(Entries from a dataset of interfaces)
##########

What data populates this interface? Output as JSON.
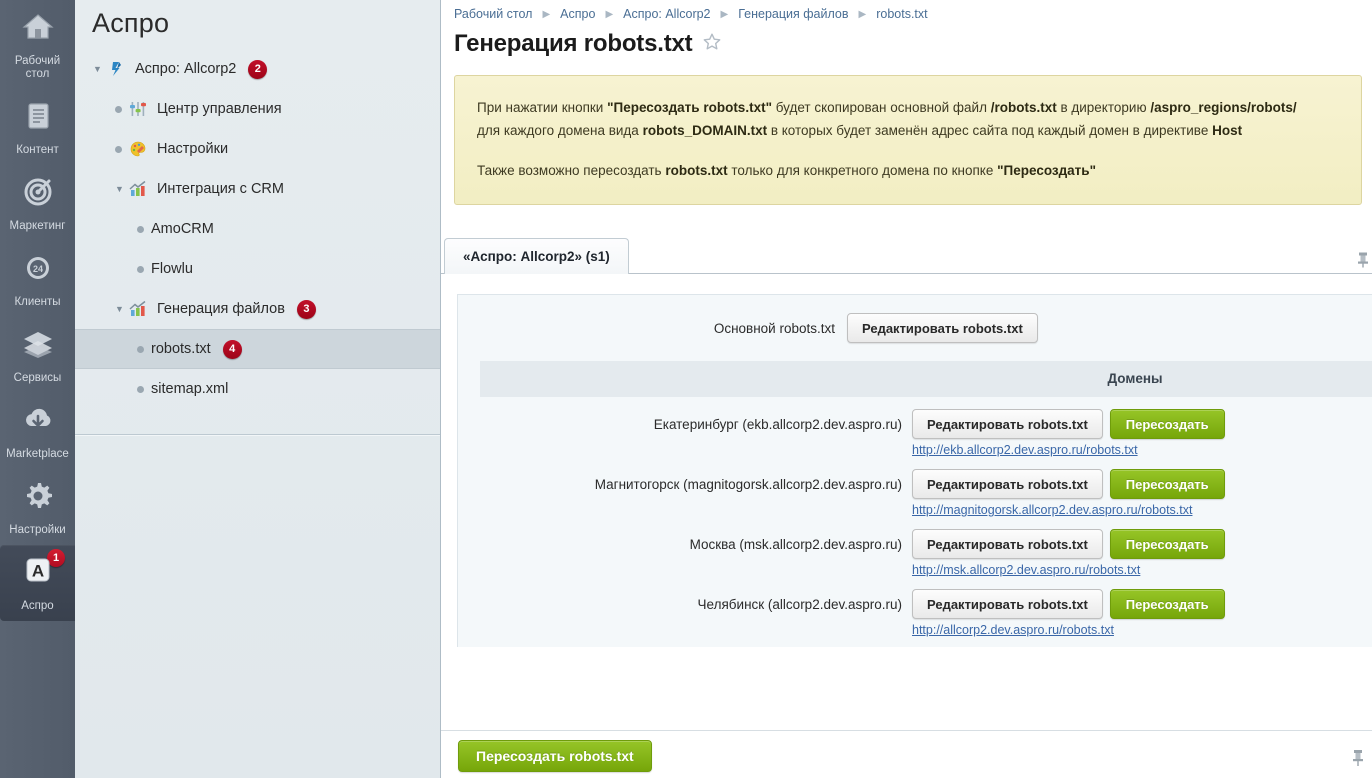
{
  "rail": {
    "items": [
      {
        "label": "Рабочий\nстол",
        "icon": "home-icon",
        "badge": null,
        "active": false
      },
      {
        "label": "Контент",
        "icon": "document-icon",
        "badge": null,
        "active": false
      },
      {
        "label": "Маркетинг",
        "icon": "target-icon",
        "badge": null,
        "active": false
      },
      {
        "label": "Клиенты",
        "icon": "crm24-icon",
        "badge": null,
        "active": false
      },
      {
        "label": "Сервисы",
        "icon": "layers-icon",
        "badge": null,
        "active": false
      },
      {
        "label": "Marketplace",
        "icon": "cloud-download-icon",
        "badge": null,
        "active": false
      },
      {
        "label": "Настройки",
        "icon": "gear-icon",
        "badge": null,
        "active": false
      },
      {
        "label": "Аспро",
        "icon": "aspro-letter-icon",
        "badge": "1",
        "active": true
      }
    ]
  },
  "tree": {
    "title": "Аспро",
    "items": [
      {
        "label": "Аспро: Allcorp2",
        "level": 1,
        "twisty": "▼",
        "icon": "aspro-logo-icon",
        "badge": "2",
        "selected": false
      },
      {
        "label": "Центр управления",
        "level": 2,
        "twisty": "",
        "icon": "sliders-icon",
        "badge": null,
        "selected": false
      },
      {
        "label": "Настройки",
        "level": 2,
        "twisty": "",
        "icon": "palette-icon",
        "badge": null,
        "selected": false
      },
      {
        "label": "Интеграция с CRM",
        "level": 2,
        "twisty": "▼",
        "icon": "chart-icon",
        "badge": null,
        "selected": false
      },
      {
        "label": "AmoCRM",
        "level": 3,
        "twisty": "",
        "icon": "none",
        "badge": null,
        "selected": false
      },
      {
        "label": "Flowlu",
        "level": 3,
        "twisty": "",
        "icon": "none",
        "badge": null,
        "selected": false
      },
      {
        "label": "Генерация файлов",
        "level": 2,
        "twisty": "▼",
        "icon": "chart-icon",
        "badge": "3",
        "selected": false
      },
      {
        "label": "robots.txt",
        "level": 3,
        "twisty": "",
        "icon": "none",
        "badge": "4",
        "selected": true
      },
      {
        "label": "sitemap.xml",
        "level": 3,
        "twisty": "",
        "icon": "none",
        "badge": null,
        "selected": false
      }
    ]
  },
  "breadcrumb": {
    "items": [
      "Рабочий стол",
      "Аспро",
      "Аспро: Allcorp2",
      "Генерация файлов",
      "robots.txt"
    ],
    "separator": "▶"
  },
  "page": {
    "title": "Генерация robots.txt",
    "favorite_icon": "star-icon"
  },
  "notice": {
    "line1_a": "При нажатии кнопки ",
    "line1_b": "\"Пересоздать robots.txt\"",
    "line1_c": " будет скопирован основной файл ",
    "line1_d": "/robots.txt",
    "line1_e": " в директорию ",
    "line1_f": "/aspro_regions/robots/",
    "line2_a": "для каждого домена вида ",
    "line2_b": "robots_DOMAIN.txt",
    "line2_c": " в которых будет заменён адрес сайта под каждый домен в директиве ",
    "line2_d": "Host",
    "line3_a": "Также возможно пересоздать ",
    "line3_b": "robots.txt",
    "line3_c": " только для конкретного домена по кнопке ",
    "line3_d": "\"Пересоздать\""
  },
  "tabs": [
    {
      "label": "«Аспро: Allcorp2» (s1)",
      "active": true
    }
  ],
  "main_row": {
    "label": "Основной robots.txt",
    "edit_button": "Редактировать robots.txt"
  },
  "domains": {
    "header": "Домены",
    "edit_button": "Редактировать robots.txt",
    "regen_button": "Пересоздать",
    "rows": [
      {
        "label": "Екатеринбург (ekb.allcorp2.dev.aspro.ru)",
        "link": "http://ekb.allcorp2.dev.aspro.ru/robots.txt"
      },
      {
        "label": "Магнитогорск (magnitogorsk.allcorp2.dev.aspro.ru)",
        "link": "http://magnitogorsk.allcorp2.dev.aspro.ru/robots.txt"
      },
      {
        "label": "Москва (msk.allcorp2.dev.aspro.ru)",
        "link": "http://msk.allcorp2.dev.aspro.ru/robots.txt"
      },
      {
        "label": "Челябинск (allcorp2.dev.aspro.ru)",
        "link": "http://allcorp2.dev.aspro.ru/robots.txt"
      }
    ]
  },
  "footer": {
    "regen_all_button": "Пересоздать robots.txt"
  },
  "colors": {
    "accent_green": "#85b517",
    "badge_red": "#b4071d",
    "rail_bg": "#555f6e",
    "tree_bg": "#e3eaee",
    "notice_bg": "#f6f2cd",
    "link_blue": "#3a67a8"
  }
}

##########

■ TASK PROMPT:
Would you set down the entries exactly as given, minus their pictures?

■ RESPONSE AREA:
What data populates this interface? Output as JSON.
{
  "rail": {
    "items": [
      {
        "label": "Рабочий\nстол",
        "icon": "home-icon",
        "badge": null,
        "active": false
      },
      {
        "label": "Контент",
        "icon": "document-icon",
        "badge": null,
        "active": false
      },
      {
        "label": "Маркетинг",
        "icon": "target-icon",
        "badge": null,
        "active": false
      },
      {
        "label": "Клиенты",
        "icon": "crm24-icon",
        "badge": null,
        "active": false
      },
      {
        "label": "Сервисы",
        "icon": "layers-icon",
        "badge": null,
        "active": false
      },
      {
        "label": "Marketplace",
        "icon": "cloud-download-icon",
        "badge": null,
        "active": false
      },
      {
        "label": "Настройки",
        "icon": "gear-icon",
        "badge": null,
        "active": false
      },
      {
        "label": "Аспро",
        "icon": "aspro-letter-icon",
        "badge": "1",
        "active": true
      }
    ]
  },
  "tree": {
    "title": "Аспро",
    "items": [
      {
        "label": "Аспро: Allcorp2",
        "level": 1,
        "twisty": "▼",
        "icon": "aspro-logo-icon",
        "badge": "2",
        "selected": false
      },
      {
        "label": "Центр управления",
        "level": 2,
        "twisty": "",
        "icon": "sliders-icon",
        "badge": null,
        "selected": false
      },
      {
        "label": "Настройки",
        "level": 2,
        "twisty": "",
        "icon": "palette-icon",
        "badge": null,
        "selected": false
      },
      {
        "label": "Интеграция с CRM",
        "level": 2,
        "twisty": "▼",
        "icon": "chart-icon",
        "badge": null,
        "selected": false
      },
      {
        "label": "AmoCRM",
        "level": 3,
        "twisty": "",
        "icon": "none",
        "badge": null,
        "selected": false
      },
      {
        "label": "Flowlu",
        "level": 3,
        "twisty": "",
        "icon": "none",
        "badge": null,
        "selected": false
      },
      {
        "label": "Генерация файлов",
        "level": 2,
        "twisty": "▼",
        "icon": "chart-icon",
        "badge": "3",
        "selected": false
      },
      {
        "label": "robots.txt",
        "level": 3,
        "twisty": "",
        "icon": "none",
        "badge": "4",
        "selected": true
      },
      {
        "label": "sitemap.xml",
        "level": 3,
        "twisty": "",
        "icon": "none",
        "badge": null,
        "selected": false
      }
    ]
  },
  "breadcrumb": {
    "items": [
      "Рабочий стол",
      "Аспро",
      "Аспро: Allcorp2",
      "Генерация файлов",
      "robots.txt"
    ],
    "separator": "▶"
  },
  "page": {
    "title": "Генерация robots.txt",
    "favorite_icon": "star-icon"
  },
  "notice": {
    "line1_a": "При нажатии кнопки ",
    "line1_b": "\"Пересоздать robots.txt\"",
    "line1_c": " будет скопирован основной файл ",
    "line1_d": "/robots.txt",
    "line1_e": " в директорию ",
    "line1_f": "/aspro_regions/robots/",
    "line2_a": "для каждого домена вида ",
    "line2_b": "robots_DOMAIN.txt",
    "line2_c": " в которых будет заменён адрес сайта под каждый домен в директиве ",
    "line2_d": "Host",
    "line3_a": "Также возможно пересоздать ",
    "line3_b": "robots.txt",
    "line3_c": " только для конкретного домена по кнопке ",
    "line3_d": "\"Пересоздать\""
  },
  "tabs": [
    {
      "label": "«Аспро: Allcorp2» (s1)",
      "active": true
    }
  ],
  "main_row": {
    "label": "Основной robots.txt",
    "edit_button": "Редактировать robots.txt"
  },
  "domains": {
    "header": "Домены",
    "edit_button": "Редактировать robots.txt",
    "regen_button": "Пересоздать",
    "rows": [
      {
        "label": "Екатеринбург (ekb.allcorp2.dev.aspro.ru)",
        "link": "http://ekb.allcorp2.dev.aspro.ru/robots.txt"
      },
      {
        "label": "Магнитогорск (magnitogorsk.allcorp2.dev.aspro.ru)",
        "link": "http://magnitogorsk.allcorp2.dev.aspro.ru/robots.txt"
      },
      {
        "label": "Москва (msk.allcorp2.dev.aspro.ru)",
        "link": "http://msk.allcorp2.dev.aspro.ru/robots.txt"
      },
      {
        "label": "Челябинск (allcorp2.dev.aspro.ru)",
        "link": "http://allcorp2.dev.aspro.ru/robots.txt"
      }
    ]
  },
  "footer": {
    "regen_all_button": "Пересоздать robots.txt"
  },
  "colors": {
    "accent_green": "#85b517",
    "badge_red": "#b4071d",
    "rail_bg": "#555f6e",
    "tree_bg": "#e3eaee",
    "notice_bg": "#f6f2cd",
    "link_blue": "#3a67a8"
  }
}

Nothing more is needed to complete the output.